What is Ferumoxytol?
Commonly Used Brand Name(s)Feraheme
Therapeutic ClassificationsParenteral Mineral-Trace Mineral
- Blackbox Warning
- Proper Use
- Before Using
- Breast Feeding
- Drug Interactions
- Other Interactions
- Other Medical Problems
Ferumoxytol injection is an iron replacement product that is used to treat iron deficiency anemia (not enough iron in the blood) in patients with chronic kidney disease (CKD) and in patients unable to take oral iron or who had taken oral iron in the past but did not work well.
Iron is a mineral that the body needs to produce red blood cells. When the body does not get enough iron, it cannot produce the number of normal red blood cells needed to keep you in good health. This condition is called iron deficiency (iron shortage) or iron deficiency anemia.
This medicine is to be given only by or under the direct supervision of your doctor.
A nurse or other trained health professional will give you this medicine in a hospital. This medicine is given through a needle placed into one of your veins. It must be given slowly, so the needle will have to stay in place for at least 15 minutes. Your doctor may need you to stay for at least 30 minutes after receiving the medicine to check for unwanted effects. A second dose will be given 3 to 8 days after your first dose.
This medicine comes with a patient information leaflet. Read and understand the instructions carefully. Ask your doctor if you have questions.
If you are also using cancer medicines, take them at least 30 minutes after receiving this medicine.
In deciding to use a medicine, the risks of taking the medicine must be weighed against the good it will do. This is a decision you and your doctor will make. For this medicine, the following should be considered:
Tell your doctor if you have ever had any unusual or allergic reaction to this medicine or any other medicines. Also tell your health care professional if you have any other types of allergies, such as to foods, dyes, preservatives, or animals. For non-prescription products, read the label or package ingredients carefully.
Appropriate studies have not been performed on the relationship of age to the effects of ferumoxytol injection in the pediatric population. Safety and efficacy have not been established.
Appropriate studies performed to date have not demonstrated geriatric-specific problems that would limit the usefulness of ferumoxytol injection in the elderly. However, elderly patients are more likely to have age-related kidney, liver, or heart problems, which may require caution and an adjustment in the dose for patients receiving ferumoxytol injection.
There are no adequate studies in women for determining infant risk when using this medication during breastfeeding. Weigh the potential benefits against the potential risks before taking this medication while breastfeeding.
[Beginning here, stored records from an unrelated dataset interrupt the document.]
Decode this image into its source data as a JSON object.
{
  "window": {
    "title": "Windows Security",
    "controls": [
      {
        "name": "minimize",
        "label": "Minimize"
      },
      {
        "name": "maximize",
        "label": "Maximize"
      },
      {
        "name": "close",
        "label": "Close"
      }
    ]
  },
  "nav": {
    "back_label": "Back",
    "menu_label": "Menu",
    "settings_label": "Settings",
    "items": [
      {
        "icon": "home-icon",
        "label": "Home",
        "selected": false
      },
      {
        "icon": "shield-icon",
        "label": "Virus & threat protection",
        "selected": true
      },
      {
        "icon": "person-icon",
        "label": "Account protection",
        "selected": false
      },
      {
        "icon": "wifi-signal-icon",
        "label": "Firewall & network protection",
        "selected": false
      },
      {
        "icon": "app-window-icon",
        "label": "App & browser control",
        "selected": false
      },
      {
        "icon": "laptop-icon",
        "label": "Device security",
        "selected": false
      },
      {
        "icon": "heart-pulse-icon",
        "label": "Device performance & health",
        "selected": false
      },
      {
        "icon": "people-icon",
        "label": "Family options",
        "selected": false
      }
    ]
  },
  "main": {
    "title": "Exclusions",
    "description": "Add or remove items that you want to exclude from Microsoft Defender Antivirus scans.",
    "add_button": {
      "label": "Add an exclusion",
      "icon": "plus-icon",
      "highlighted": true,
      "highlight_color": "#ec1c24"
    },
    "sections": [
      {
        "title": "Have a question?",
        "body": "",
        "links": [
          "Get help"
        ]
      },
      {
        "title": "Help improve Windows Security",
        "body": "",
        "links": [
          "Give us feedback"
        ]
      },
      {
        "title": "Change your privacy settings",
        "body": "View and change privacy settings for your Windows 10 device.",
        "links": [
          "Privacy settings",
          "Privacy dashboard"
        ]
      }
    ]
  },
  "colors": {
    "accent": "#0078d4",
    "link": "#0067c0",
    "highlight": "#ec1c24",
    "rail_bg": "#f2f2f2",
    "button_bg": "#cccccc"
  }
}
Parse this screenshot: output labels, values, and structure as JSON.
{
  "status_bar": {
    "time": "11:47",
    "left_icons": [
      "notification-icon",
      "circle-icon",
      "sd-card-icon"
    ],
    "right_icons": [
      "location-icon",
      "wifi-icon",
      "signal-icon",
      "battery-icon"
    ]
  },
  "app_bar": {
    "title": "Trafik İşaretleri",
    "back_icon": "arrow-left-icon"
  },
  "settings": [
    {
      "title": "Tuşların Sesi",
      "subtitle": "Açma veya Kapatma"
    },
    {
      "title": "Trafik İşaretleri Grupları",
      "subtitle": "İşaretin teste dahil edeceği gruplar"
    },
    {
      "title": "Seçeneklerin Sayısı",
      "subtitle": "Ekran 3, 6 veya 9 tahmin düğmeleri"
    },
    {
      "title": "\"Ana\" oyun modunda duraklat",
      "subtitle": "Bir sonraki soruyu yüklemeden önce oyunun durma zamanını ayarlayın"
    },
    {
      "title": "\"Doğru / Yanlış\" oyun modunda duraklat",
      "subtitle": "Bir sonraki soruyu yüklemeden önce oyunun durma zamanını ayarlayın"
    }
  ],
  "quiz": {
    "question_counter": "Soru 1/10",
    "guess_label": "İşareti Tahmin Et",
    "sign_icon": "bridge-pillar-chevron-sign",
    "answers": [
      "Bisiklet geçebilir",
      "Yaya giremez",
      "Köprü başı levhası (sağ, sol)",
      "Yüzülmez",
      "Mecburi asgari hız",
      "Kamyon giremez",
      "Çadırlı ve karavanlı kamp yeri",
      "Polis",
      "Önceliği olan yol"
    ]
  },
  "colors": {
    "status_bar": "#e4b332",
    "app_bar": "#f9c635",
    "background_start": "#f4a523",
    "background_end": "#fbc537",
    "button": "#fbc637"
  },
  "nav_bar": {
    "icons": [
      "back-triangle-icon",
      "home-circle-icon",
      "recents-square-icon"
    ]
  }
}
Although certain medicines should not be used together at all, in other cases two different medicines may be used together even if an interaction might occur. In these cases, your doctor may want to change the dose, or other precautions may be necessary. Tell your healthcare professional if you are taking any other prescription or nonprescription (over-the-counter [OTC]) medicine.
Certain medicines should not be used at or around the time of eating food or eating certain types of food since interactions may occur. Using alcohol or tobacco with certain medicines may also cause interactions to occur. Discuss with your healthcare professional the use of your medicine with food, alcohol, or tobacco.
Other Medical ProblemsTOP
The presence of other medical problems may affect the use of this medicine. Make sure you tell your doctor if you have any other medical problems, especially:
- Iron overload—Use is not recommended in patients with this condition.
It is very important that your doctor check your progress at regular visits to make sure that this medicine is working properly. Blood tests may be needed to check for unwanted effects.
This medicine may cause serious types of allergic reactions, including anaphylaxis, which can be life-threatening and requires immediate medical attention. Call your doctor right away if you have a rash, itching, hoarseness, lightheadedness, dizziness, or fainting, trouble breathing, trouble swallowing, or any swelling of your hands, face, or mouth after you receive this medicine.
Dizziness, lightheadedness, or fainting may occur, especially when you get up suddenly from a lying or sitting position. These symptoms are more likely to occur when you begin receiving this medicine or when the dose is increased.
Before you have any medical tests, tell the medical doctor in charge that you are using this medicine. The results of some tests (eg, magnetic resonance imaging or MRI) may be affected by this medicine.